These Catholic colleges and universities, and many others, are reflecting on the Catholic Social Teaching, the option for the poor and vulnerable, creatively tackling direct engagement and awareness in the issues of hunger and homelessness.
Did your campus observe Hunger and Homelessness Awareness Week? Share it with us! Email Lexie Bradley.
At Fairfield University, students in the course Politics of Humanitarian Action, taught by Dr. Janie Leatherman, partnered with Scholars at Risk (SAR), an international network of higher education institutions and associations dedicated to protecting scholars and promoting academic freedom around the world, to advocate for human rights in Iran. Specifically, the students worked on the case of Dr. Mohammad Hossein Rafiee, a retired Iranian chemistry professor imprisoned in Tehran since June 2015. According to verdict records, Rafiee, who had a history of social and peace activism, was arrested without warrant and sentenced to five years in prison for “spreading propaganda against the system by giving interviews to media who are against the state.” Fairfield students traveled to New York City to meet with the UN Special Rapporteur on Human Rights on Iran, and subsequently visited the United Nations. The students wrote a 50-page background report for SAR on Dr. Rafiee’s case and avenues for advocacy in relation to several key stakeholders.

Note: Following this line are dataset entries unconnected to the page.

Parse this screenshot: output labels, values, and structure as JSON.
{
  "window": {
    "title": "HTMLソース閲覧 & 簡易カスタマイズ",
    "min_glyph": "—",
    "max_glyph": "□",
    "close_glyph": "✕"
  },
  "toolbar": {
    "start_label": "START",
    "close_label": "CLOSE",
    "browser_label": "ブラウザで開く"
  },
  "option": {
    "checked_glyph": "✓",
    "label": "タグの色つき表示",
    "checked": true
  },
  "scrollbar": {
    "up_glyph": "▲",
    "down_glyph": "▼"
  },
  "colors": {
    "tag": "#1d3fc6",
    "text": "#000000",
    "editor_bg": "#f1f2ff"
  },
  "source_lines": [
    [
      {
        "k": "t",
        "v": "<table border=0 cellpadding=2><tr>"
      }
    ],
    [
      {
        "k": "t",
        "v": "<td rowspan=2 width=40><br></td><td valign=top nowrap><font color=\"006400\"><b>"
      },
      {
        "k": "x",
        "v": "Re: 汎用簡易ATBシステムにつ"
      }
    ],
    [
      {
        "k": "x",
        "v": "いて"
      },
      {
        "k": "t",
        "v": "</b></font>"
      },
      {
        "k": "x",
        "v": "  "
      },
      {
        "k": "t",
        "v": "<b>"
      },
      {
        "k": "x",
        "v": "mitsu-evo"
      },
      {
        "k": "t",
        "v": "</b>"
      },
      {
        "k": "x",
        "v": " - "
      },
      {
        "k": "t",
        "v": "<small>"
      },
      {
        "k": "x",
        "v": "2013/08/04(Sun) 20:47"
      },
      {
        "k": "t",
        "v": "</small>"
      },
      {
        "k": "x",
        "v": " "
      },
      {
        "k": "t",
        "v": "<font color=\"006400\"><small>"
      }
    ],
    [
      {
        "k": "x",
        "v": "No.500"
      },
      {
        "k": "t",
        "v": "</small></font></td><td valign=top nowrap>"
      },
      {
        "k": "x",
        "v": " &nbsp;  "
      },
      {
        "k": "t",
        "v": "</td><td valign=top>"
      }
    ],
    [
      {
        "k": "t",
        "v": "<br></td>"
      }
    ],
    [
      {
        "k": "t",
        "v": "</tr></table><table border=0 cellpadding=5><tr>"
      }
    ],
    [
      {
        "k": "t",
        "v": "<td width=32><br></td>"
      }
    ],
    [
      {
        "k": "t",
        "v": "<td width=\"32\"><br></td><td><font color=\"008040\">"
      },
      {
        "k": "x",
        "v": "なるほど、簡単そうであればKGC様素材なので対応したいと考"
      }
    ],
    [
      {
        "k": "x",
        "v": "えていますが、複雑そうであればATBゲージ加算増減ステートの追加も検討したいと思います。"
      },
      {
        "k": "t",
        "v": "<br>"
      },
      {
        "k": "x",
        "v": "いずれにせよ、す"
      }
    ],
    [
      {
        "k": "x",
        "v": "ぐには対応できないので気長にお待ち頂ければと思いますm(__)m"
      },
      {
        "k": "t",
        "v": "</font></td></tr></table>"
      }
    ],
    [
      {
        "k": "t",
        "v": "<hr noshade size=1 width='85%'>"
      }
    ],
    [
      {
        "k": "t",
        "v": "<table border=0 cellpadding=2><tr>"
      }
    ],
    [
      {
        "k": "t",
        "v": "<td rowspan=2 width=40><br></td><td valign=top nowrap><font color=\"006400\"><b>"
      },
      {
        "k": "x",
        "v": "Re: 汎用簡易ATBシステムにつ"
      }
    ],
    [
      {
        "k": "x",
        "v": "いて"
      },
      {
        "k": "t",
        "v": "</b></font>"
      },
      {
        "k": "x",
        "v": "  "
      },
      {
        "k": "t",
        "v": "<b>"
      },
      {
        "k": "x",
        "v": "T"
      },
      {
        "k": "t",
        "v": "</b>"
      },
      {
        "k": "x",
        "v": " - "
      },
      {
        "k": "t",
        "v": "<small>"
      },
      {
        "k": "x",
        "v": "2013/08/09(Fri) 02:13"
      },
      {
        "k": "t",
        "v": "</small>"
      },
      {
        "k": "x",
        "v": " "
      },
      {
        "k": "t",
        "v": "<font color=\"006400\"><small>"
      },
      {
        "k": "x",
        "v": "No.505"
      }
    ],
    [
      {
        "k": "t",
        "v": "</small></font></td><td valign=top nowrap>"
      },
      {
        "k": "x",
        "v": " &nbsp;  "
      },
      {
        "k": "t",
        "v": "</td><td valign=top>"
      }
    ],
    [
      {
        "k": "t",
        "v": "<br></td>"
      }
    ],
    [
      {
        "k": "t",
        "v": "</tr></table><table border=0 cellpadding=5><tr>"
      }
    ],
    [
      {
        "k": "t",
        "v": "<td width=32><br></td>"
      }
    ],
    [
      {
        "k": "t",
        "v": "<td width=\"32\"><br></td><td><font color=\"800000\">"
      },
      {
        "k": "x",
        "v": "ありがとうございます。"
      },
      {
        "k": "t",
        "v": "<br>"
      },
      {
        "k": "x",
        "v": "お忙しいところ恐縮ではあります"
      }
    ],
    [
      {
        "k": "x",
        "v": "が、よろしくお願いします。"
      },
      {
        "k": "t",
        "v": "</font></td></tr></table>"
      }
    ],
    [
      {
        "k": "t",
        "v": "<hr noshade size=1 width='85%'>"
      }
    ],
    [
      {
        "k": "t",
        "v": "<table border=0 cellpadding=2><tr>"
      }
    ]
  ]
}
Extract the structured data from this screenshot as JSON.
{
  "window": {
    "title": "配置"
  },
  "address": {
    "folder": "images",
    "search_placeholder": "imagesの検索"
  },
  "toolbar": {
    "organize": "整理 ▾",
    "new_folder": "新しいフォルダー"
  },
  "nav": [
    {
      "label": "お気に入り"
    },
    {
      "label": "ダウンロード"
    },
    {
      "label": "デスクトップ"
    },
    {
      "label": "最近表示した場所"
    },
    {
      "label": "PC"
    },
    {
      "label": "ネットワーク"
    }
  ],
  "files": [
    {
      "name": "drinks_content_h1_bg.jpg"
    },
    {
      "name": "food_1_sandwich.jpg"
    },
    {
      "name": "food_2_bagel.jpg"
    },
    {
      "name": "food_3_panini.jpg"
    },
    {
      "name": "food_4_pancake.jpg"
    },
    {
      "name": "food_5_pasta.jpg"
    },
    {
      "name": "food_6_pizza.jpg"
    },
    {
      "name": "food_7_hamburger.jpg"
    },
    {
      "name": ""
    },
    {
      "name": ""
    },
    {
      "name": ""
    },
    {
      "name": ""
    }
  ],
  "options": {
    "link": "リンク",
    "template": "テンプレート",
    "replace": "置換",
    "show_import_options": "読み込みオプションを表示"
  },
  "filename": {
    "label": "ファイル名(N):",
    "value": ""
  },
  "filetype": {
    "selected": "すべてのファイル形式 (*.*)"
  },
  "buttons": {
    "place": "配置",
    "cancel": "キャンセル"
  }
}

In September 2016, Dr. Rafiee was released on medical furlough due to poor health and was allowed to recuperate at home, without guards.
“SAR is so grateful to Professor Leatherman and her students for their research and advocacy on this case,” said Clare Farne Robinson, Scholars at Risk Advocacy Director. “Their efforts were instrumental in moving Dr. Rafiee’s case forward, and specifically led to inclusion of Professor Rafiee in a recent report by UN Special Rapporteur for Human Rights in Iran. But beyond that, and perhaps most important, they provided much-needed hope to his family.”
Working for human rights reflects Fairfield’s Catholic commitment to defending the dignity of the human person. The course, Politics of Humanitarian Action, provides a way to enact this commitment and serves as the launch course of a new minor in Humanitarian Action. The minor, as envisioned, provides opportunities to students for service learning and experiential learning, connecting theory learned in the classroom with the realities of the world. Read more about the Fairfield students’ work here.